As per a press released issued today, Praja said, “Disturbing crime statistics reveal that Mumbai is in urgent need of change in the area of law enforcement. The city is fast becoming an extremely unsafe place to live in. Recently released reports by Praja suggest that a combination of low conviction rates and high levels of understaffing in the police force have resulted in the crumbling of law and order in Mumbai. Although conviction rates in Class II serious offences (cases involving bodily harm, murder, rape, grievous hurt, kidnapping, abduction etc.) improved slightly from 7 per cent in 2012 to 8 per cent in 2013, they are still very less. 92 per cent of those charge-sheeted have got away scot free. Overall, the conviction rate remains at 22 per cent. This is a low figure. To maintain law and order in the city, it is imperative that these figures rise. Low conviction rates lead to thriving crime and, consequently, an unsafe city.”
Nitai Mehta, Founder and Managing Trustee of Praja Foundation, said, “Crime has flourished all over the State’s capital, and we must question why there has been such a sharp rise, despite having a police force that is honour-bound to protect the citizens.” Perturbing figures have emerged for the North Mumbai (Borivali, Dahisar, Malad West) area, which recorded the highest number of chain snatching incidents (487 incidents, an increase of 84 per cent) in 2013-14. 44 per cent of the respondents find North Mumbai an unsafe area to live in. North Mumbai figures show that, since most of them called the police helpline numbers of 100/103 etc. (65 per cent), which are manned by a distressingly understaffed Control Room (deficit of 47 per cent personnel), many of the complaints failed to be registered appropriately.”
Milind Mhaske, Project Director of Praja, argued, “There is obviously an urgent need to upgrade and increase staff in the Control Room, so that cases get the attention they deserve and crime does not go unreported”. This can, perhaps, go to explain why there are high instances of crimes such as chain snatching and house breaking in Mumbai. Mhaske added, “In 2013-14, chain snatching has gone up by 66 per cent; theft, by 19 per cent, Rioting, by 8 per cent. These are the crimes that really affect people’s perception of the city. And that perception is that, currently, Mumbai is not the safe and secure place that it once was.”
On the whole, however, North Central Mumbai (Vile Parle, Kurla, Bandra) remains the area where registered crime is most rampant, with 734 cases of housebreaking, 1598 cases of theft and 819 cases of vehicle theft. Nitai Mehta said, “Understaffing and multiplicity of tasks in the Mumbai Police Force is compromising investigation and thereby leading to low conviction rates. A fully manned force will mean that the officers handling criminal cases will focus solely on these investigations, rather than being called on to man roadblocks and performing bandobast duties. Consequently, cases that make their way to the courts will be watertight and there will be an assurance that the guilty will be convicted”.
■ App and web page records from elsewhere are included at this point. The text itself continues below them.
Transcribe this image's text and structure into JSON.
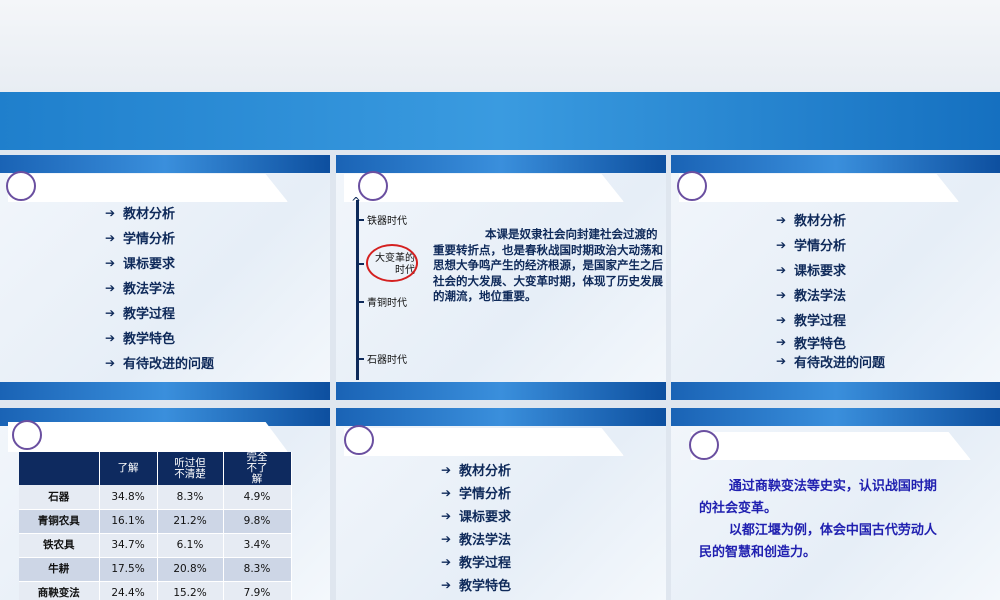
{
  "menu": [
    "教材分析",
    "学情分析",
    "课标要求",
    "教法学法",
    "教学过程",
    "教学特色",
    "有待改进的问题"
  ],
  "timeline": {
    "items": [
      "铁器时代",
      "大变革的时代",
      "青铜时代",
      "石器时代"
    ]
  },
  "paragraph": {
    "line1": "本课是奴隶社会向封建社会过渡的",
    "rest": "重要转折点，也是春秋战国时期政治大动荡和思想大争鸣产生的经济根源，是国家产生之后社会的大发展、大变革时期，体现了历史发展的潮流，地位重要。"
  },
  "table": {
    "headers": [
      "",
      "了解",
      "听过但不清楚",
      "完全不了解"
    ],
    "rows": [
      [
        "石器",
        "34.8%",
        "8.3%",
        "4.9%"
      ],
      [
        "青铜农具",
        "16.1%",
        "21.2%",
        "9.8%"
      ],
      [
        "铁农具",
        "34.7%",
        "6.1%",
        "3.4%"
      ],
      [
        "牛耕",
        "17.5%",
        "20.8%",
        "8.3%"
      ],
      [
        "商鞅变法",
        "24.4%",
        "15.2%",
        "7.9%"
      ]
    ]
  },
  "goals": [
    "通过商鞅变法等史实，认识战国时期的社会变革。",
    "以都江堰为例，体会中国古代劳动人民的智慧和创造力。"
  ],
  "arrow_glyph": "➔"
}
Currently the city has a sanction of 41,643 personnel, but only 37,159 are working as of now, a shortfall of almost 11 per cent. Due to the huge gap between sanctioned and available IOs (Investigating Officers), investigations have not been conducted in an organised manner. Mhaske contended, “A study of acquitted cases shows that the chief reason for acquittal has been ‘lack of evidence’. This, in turn, showcases the performance of the IO, the public prosecutor and the lack of coordination between the two.”
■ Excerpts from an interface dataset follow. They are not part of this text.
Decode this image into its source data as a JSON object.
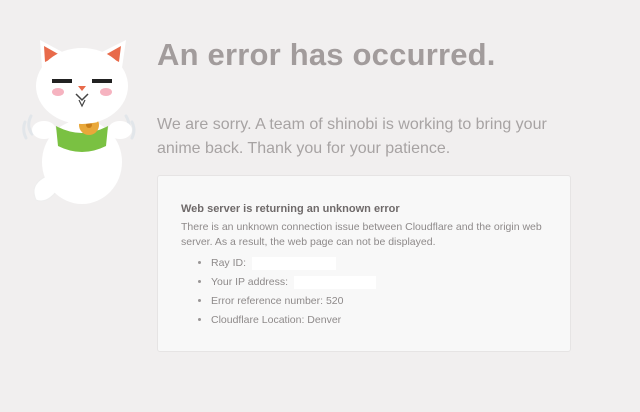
{
  "title": "An error has occurred.",
  "subtitle": "We are sorry. A team of shinobi is working to bring your anime back. Thank you for your patience.",
  "card": {
    "heading": "Web server is returning an unknown error",
    "description": "There is an unknown connection issue between Cloudflare and the origin web server. As a result, the web page can not be displayed.",
    "details": {
      "ray_id_label": "Ray ID:",
      "ip_label": "Your IP address:",
      "error_ref": "Error reference number: 520",
      "location": "Cloudflare Location: Denver"
    }
  },
  "colors": {
    "background": "#f1efef",
    "title": "#a29c9c",
    "card_background": "#f8f8f8",
    "mascot_collar": "#7ac142",
    "mascot_bell": "#e9a83a",
    "mascot_ears": "#e86a4a"
  },
  "icons": {
    "mascot": "lucky-cat-mascot-icon"
  }
}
Summing up, Mehta said, “Priority must be given to training and staffing the police force so that it is strong enough to handle the crises a large and populated city like Mumbai throws at it. Issues related to crime and its curtailment must be a regular topic of deliberations. MLAs must be constantly engaged with the citizens as well as the police force to keep a diligent eye on the law and order situation in the city. Only then will Mumbai become a safe and peaceful city to live in”.
(Featured image courtesy www.thegoan.net. Picture is used for representational purpose only)